​​What to do When Severe Weather Strikes

​​​Before the Storm Arrives​

Emergency Supply Checklist

  • Candles and matches
  • Bottled water, electrolyte drinks and a cooler
  • First aid supplies and prescription medications
  • Protective clothing, rain gear and sturdy shoes
  • Sterno, charcoal and lighter fluid
  • Non-perishable food items and a manual can opener
  • Flashlight, battery-operated radio and a two-week supply of batteries
  • Hammer, nails, masking tape, plywood and plastic for quick repairs
  • Cash (ATMs may not be operating)

Things To Do

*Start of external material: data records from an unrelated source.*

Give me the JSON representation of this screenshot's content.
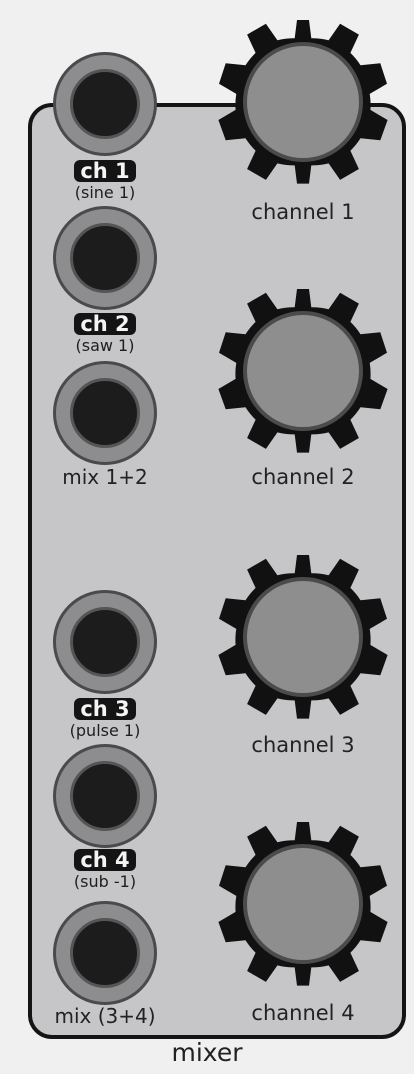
{
  "module": {
    "title": "mixer"
  },
  "inputs": [
    {
      "tag": "ch 1",
      "source": "(sine 1)"
    },
    {
      "tag": "ch 2",
      "source": "(saw 1)"
    },
    {
      "tag": "ch 3",
      "source": "(pulse 1)"
    },
    {
      "tag": "ch 4",
      "source": "(sub -1)"
    }
  ],
  "outputs": [
    {
      "label": "mix 1+2"
    },
    {
      "label": "mix (3+4)"
    }
  ],
  "knobs": [
    {
      "label": "channel 1"
    },
    {
      "label": "channel 2"
    },
    {
      "label": "channel 3"
    },
    {
      "label": "channel 4"
    }
  ],
  "colors": {
    "panel": "#c6c6c8",
    "panel_border": "#141414",
    "knob_cap": "#8e8e8e",
    "knob_body": "#111111",
    "jack_socket": "#1c1c1c"
  }
}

  • Store enough drinking water to last several days​
  • Bring your pets inside​
  • Clear your yard of any unsecured objects 
  • Keep your car fueled and ready to go 
  • Have a map on hand
  • Leave your home if you are advised to evacuate
  • Monitor weather reports for updated information
  • Take insurance policies and a valid ID that shows your home address 
  • Board windows to reduce the risk of broken glass​

​​During the Storm

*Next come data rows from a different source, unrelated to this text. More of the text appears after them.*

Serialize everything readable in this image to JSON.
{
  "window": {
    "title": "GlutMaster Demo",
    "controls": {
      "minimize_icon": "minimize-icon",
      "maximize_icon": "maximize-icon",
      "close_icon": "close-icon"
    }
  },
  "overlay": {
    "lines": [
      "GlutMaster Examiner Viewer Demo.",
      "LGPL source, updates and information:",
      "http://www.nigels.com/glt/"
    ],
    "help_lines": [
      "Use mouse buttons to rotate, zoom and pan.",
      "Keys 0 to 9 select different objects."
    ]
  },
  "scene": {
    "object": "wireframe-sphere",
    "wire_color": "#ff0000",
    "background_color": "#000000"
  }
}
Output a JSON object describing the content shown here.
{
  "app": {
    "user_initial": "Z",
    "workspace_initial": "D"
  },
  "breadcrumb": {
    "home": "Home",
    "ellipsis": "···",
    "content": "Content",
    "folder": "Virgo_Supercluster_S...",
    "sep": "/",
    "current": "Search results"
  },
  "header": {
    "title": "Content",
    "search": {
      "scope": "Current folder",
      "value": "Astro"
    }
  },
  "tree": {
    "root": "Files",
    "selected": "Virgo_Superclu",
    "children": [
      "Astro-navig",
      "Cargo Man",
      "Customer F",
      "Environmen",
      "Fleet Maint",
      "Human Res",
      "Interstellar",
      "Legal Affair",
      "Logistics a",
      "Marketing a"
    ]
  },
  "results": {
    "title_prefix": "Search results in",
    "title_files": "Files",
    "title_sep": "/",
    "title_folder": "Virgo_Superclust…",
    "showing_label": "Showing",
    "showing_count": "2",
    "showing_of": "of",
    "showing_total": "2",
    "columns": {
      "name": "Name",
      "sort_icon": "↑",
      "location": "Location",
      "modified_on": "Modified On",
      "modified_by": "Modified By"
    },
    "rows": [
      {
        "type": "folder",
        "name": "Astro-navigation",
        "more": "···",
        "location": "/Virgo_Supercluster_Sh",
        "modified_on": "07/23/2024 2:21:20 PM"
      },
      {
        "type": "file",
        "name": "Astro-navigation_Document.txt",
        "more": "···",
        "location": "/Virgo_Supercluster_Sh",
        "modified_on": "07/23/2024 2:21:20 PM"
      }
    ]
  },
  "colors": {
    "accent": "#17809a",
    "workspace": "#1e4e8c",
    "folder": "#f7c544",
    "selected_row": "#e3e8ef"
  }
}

Stay in a small, interior room – away from windows and doors

house diagram

If a hurricane hits while you are at home:

  • ​Go to a small, interior room that has strong structural support.
  • Stay away from windows and outside doors.​

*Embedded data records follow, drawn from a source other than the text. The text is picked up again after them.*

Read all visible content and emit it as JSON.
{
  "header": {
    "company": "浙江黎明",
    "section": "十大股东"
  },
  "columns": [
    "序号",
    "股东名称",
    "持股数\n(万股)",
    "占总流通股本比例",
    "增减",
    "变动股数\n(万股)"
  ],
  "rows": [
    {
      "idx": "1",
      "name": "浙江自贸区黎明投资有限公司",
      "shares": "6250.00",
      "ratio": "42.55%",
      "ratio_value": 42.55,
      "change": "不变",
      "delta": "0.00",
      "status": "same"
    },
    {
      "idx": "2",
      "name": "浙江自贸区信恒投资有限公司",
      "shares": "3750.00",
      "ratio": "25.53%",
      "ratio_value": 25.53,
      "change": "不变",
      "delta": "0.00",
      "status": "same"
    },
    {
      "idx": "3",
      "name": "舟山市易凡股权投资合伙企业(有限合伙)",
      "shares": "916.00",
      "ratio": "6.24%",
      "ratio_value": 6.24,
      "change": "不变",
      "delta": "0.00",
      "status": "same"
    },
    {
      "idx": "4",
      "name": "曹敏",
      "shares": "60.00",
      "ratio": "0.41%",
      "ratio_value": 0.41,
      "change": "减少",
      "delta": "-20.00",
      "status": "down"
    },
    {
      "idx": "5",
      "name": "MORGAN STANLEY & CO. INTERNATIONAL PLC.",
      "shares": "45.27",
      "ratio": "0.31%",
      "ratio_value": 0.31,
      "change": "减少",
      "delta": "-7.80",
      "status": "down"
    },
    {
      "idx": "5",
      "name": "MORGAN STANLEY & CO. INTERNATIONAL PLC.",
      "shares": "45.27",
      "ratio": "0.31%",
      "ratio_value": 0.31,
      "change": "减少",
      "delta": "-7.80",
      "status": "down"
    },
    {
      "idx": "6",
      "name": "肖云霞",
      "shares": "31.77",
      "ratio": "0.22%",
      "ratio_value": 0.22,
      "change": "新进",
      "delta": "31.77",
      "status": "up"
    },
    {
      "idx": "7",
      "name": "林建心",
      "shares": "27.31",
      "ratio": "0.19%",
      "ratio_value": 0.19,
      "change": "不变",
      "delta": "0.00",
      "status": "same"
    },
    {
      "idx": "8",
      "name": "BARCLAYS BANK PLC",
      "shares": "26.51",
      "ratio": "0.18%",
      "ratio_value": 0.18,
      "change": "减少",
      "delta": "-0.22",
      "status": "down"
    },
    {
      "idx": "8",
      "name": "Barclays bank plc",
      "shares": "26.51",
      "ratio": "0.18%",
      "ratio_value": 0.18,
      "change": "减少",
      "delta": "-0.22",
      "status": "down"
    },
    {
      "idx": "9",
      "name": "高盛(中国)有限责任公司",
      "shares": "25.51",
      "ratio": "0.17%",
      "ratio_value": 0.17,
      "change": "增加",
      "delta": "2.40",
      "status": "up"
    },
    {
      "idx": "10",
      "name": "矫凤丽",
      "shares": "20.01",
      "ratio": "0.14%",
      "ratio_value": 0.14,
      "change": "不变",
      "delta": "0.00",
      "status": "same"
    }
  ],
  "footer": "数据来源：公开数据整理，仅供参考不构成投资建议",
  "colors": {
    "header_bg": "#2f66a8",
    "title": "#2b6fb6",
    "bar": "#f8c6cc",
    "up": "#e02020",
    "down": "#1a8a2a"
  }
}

Stay indoors when the eye of the hurricane — the calm cent​er of the storm — passes over: the winds will return, possibly with greater force.​

​​​After the Storm Passes​​​

​​Report downed power lines to 713-207-2222 or 800-332-7143​

  • Leave the house only when it is absolutely safe to do so.
  • Stay at least 10 feet away from low-hanging or fallen power lines. Contact with a live power line can kill or seriously injure you.
  • Beware of snakes, insects or animals driven to higher ground by flooding.
  • If you experienced flooding and water has risen above the electrical outlets in your home, contact a licensed electrician before turning on the main circuit breaker or trying to restore power.
  • If your electrical appliances an​​d electronic equipment have been submerged in water:
    • All the appliances and equipment need to dry thoroughly for at least one week.
    • Have them checked by a qualified repair person before turning them on.
  • If the outside unit of an air conditioning system has been under w​ater, mud and water may have accumulated in the controls. Have the unit checked by a qualified air conditioning technician.
  • Check your weatherhead - in many post-storm restoration cases, the problem is with customer-owned electrical equipment, such as the weatherhead that connects the overhead power line or service drop owned by CenterPoint Energy to your home or business. Such problems will need to be repaired by an electrician before customers can receive service from CenterPoint Energy.
  • If you evacuated your home and want to know if your home has power - please do not call CenterPoint Energy in the first few days following the storm as we are busy handling emergencies. Instead you can:
    • Call your answering machine to see if it picks up
    • Call your neighbors
    • Monitor the news media
    • Check CenterPoint Energy's Web site
  • If you evacuated your home:
    • Re-enter it with caution.
    • Use a flashlight to look around
    • Don't strike a match (there could be breaks in your gas line).
  • Assess and photograph damage to your home and its contents.
  • Notify your insurance agent of any losses incurred and where you can be reached.
  • Make temporary repairs to correct any safety hazards or minimize further damage.
  • Avoid driving. Roads should be left clear for emergency vehicles.
  • Be patient. Cleaning up after a hurricane is a team effort involving many local, state and federal agencies.​​​​​